● Exercise details:
Copy out the data so that nothing differs from the original.

━━━━━━━━━━━━━━━━━━━━━━━━━━━━━━

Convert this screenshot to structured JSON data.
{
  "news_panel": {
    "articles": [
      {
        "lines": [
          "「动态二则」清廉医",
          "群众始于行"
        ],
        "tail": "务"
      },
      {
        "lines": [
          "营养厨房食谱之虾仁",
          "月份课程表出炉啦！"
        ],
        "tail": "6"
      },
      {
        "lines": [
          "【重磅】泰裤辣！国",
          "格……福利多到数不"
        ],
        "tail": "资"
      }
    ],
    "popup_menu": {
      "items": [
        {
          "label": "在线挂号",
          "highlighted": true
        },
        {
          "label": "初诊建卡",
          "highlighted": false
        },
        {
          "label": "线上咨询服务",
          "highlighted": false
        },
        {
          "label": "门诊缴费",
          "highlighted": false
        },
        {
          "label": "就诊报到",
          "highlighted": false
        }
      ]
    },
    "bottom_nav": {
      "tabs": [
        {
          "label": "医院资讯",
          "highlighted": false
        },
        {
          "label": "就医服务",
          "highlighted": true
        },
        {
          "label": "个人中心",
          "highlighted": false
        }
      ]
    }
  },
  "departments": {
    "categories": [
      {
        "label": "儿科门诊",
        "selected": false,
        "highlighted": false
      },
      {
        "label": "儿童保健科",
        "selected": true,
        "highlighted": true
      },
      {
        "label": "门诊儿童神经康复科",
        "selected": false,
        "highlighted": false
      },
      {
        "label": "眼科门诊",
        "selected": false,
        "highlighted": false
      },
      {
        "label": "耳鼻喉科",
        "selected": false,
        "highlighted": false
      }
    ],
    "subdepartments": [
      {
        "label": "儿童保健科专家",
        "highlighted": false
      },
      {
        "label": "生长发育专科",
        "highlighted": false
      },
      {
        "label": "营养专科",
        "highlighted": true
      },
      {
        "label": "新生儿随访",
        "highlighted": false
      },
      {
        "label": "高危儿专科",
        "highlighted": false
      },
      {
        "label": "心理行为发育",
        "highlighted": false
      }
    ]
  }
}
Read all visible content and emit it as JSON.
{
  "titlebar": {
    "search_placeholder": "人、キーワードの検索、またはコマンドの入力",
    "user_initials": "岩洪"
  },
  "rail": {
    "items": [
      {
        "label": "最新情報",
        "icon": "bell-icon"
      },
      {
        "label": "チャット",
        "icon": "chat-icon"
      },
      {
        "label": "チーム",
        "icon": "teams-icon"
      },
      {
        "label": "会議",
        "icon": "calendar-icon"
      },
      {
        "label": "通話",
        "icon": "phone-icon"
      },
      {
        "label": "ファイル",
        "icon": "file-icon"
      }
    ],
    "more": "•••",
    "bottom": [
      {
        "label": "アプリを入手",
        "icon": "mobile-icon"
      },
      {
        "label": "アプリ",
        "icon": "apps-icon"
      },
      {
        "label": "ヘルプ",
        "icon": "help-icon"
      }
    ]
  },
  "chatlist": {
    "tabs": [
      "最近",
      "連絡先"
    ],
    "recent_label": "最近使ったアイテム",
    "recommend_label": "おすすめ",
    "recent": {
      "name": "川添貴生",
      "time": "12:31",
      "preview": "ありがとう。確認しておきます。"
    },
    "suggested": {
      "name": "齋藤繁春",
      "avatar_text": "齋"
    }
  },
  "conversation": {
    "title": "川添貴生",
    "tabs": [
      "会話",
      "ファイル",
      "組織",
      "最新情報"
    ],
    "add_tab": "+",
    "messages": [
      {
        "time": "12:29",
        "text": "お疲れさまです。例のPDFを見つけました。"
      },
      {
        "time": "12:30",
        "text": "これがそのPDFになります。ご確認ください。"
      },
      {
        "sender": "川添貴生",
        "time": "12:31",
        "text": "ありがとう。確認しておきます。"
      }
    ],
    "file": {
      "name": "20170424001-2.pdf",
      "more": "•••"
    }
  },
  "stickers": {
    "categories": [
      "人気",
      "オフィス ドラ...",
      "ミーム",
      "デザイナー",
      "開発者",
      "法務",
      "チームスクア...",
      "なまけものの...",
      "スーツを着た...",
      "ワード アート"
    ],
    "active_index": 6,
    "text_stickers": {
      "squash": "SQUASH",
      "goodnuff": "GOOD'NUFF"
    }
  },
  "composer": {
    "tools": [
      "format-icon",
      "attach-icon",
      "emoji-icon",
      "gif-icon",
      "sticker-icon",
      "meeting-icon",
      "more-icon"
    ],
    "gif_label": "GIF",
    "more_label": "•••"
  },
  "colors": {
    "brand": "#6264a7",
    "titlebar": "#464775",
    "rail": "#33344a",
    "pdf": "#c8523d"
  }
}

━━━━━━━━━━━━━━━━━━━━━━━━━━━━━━

● Solution below:
Convert this screenshot to structured JSON data.
{
  "news_panel": {
    "articles": [
      {
        "lines": [
          "「动态二则」清廉医",
          "群众始于行"
        ],
        "tail": "务"
      },
      {
        "lines": [
          "营养厨房食谱之虾仁",
          "月份课程表出炉啦！"
        ],
        "tail": "6"
      },
      {
        "lines": [
          "【重磅】泰裤辣！国",
          "格……福利多到数不"
        ],
        "tail": "资"
      }
    ],
    "popup_menu": {
      "items": [
        {
          "label": "在线挂号",
          "highlighted": true
        },
        {
          "label": "初诊建卡",
          "highlighted": false
        },
        {
          "label": "线上咨询服务",
          "highlighted": false
        },
        {
          "label": "门诊缴费",
          "highlighted": false
        },
        {
          "label": "就诊报到",
          "highlighted": false
        }
      ]
    },
    "bottom_nav": {
      "tabs": [
        {
          "label": "医院资讯",
          "highlighted": false
        },
        {
          "label": "就医服务",
          "highlighted": true
        },
        {
          "label": "个人中心",
          "highlighted": false
        }
      ]
    }
  },
  "departments": {
    "categories": [
      {
        "label": "儿科门诊",
        "selected": false,
        "highlighted": false
      },
      {
        "label": "儿童保健科",
        "selected": true,
        "highlighted": true
      },
      {
        "label": "门诊儿童神经康复科",
        "selected": false,
        "highlighted": false
      },
      {
        "label": "眼科门诊",
        "selected": false,
        "highlighted": false
      },
      {
        "label": "耳鼻喉科",
        "selected": false,
        "highlighted": false
      }
    ],
    "subdepartments": [
      {
        "label": "儿童保健科专家",
        "highlighted": false
      },
      {
        "label": "生长发育专科",
        "highlighted": false
      },
      {
        "label": "营养专科",
        "highlighted": true
      },
      {
        "label": "新生儿随访",
        "highlighted": false
      },
      {
        "label": "高危儿专科",
        "highlighted": false
      },
      {
        "label": "心理行为发育",
        "highlighted": false
      }
    ]
  }
}
Read all visible content and emit it as JSON.
{
  "titlebar": {
    "search_placeholder": "人、キーワードの検索、またはコマンドの入力",
    "user_initials": "岩洪"
  },
  "rail": {
    "items": [
      {
        "label": "最新情報",
        "icon": "bell-icon"
      },
      {
        "label": "チャット",
        "icon": "chat-icon"
      },
      {
        "label": "チーム",
        "icon": "teams-icon"
      },
      {
        "label": "会議",
        "icon": "calendar-icon"
      },
      {
        "label": "通話",
        "icon": "phone-icon"
      },
      {
        "label": "ファイル",
        "icon": "file-icon"
      }
    ],
    "more": "•••",
    "bottom": [
      {
        "label": "アプリを入手",
        "icon": "mobile-icon"
      },
      {
        "label": "アプリ",
        "icon": "apps-icon"
      },
      {
        "label": "ヘルプ",
        "icon": "help-icon"
      }
    ]
  },
  "chatlist": {
    "tabs": [
      "最近",
      "連絡先"
    ],
    "recent_label": "最近使ったアイテム",
    "recommend_label": "おすすめ",
    "recent": {
      "name": "川添貴生",
      "time": "12:31",
      "preview": "ありがとう。確認しておきます。"
    },
    "suggested": {
      "name": "齋藤繁春",
      "avatar_text": "齋"
    }
  },
  "conversation": {
    "title": "川添貴生",
    "tabs": [
      "会話",
      "ファイル",
      "組織",
      "最新情報"
    ],
    "add_tab": "+",
    "messages": [
      {
        "time": "12:29",
        "text": "お疲れさまです。例のPDFを見つけました。"
      },
      {
        "time": "12:30",
        "text": "これがそのPDFになります。ご確認ください。"
      },
      {
        "sender": "川添貴生",
        "time": "12:31",
        "text": "ありがとう。確認しておきます。"
      }
    ],
    "file": {
      "name": "20170424001-2.pdf",
      "more": "•••"
    }
  },
  "stickers": {
    "categories": [
      "人気",
      "オフィス ドラ...",
      "ミーム",
      "デザイナー",
      "開発者",
      "法務",
      "チームスクア...",
      "なまけものの...",
      "スーツを着た...",
      "ワード アート"
    ],
    "active_index": 6,
    "text_stickers": {
      "squash": "SQUASH",
      "goodnuff": "GOOD'NUFF"
    }
  },
  "composer": {
    "tools": [
      "format-icon",
      "attach-icon",
      "emoji-icon",
      "gif-icon",
      "sticker-icon",
      "meeting-icon",
      "more-icon"
    ],
    "gif_label": "GIF",
    "more_label": "•••"
  },
  "colors": {
    "brand": "#6264a7",
    "titlebar": "#464775",
    "rail": "#33344a",
    "pdf": "#c8523d"
  }
}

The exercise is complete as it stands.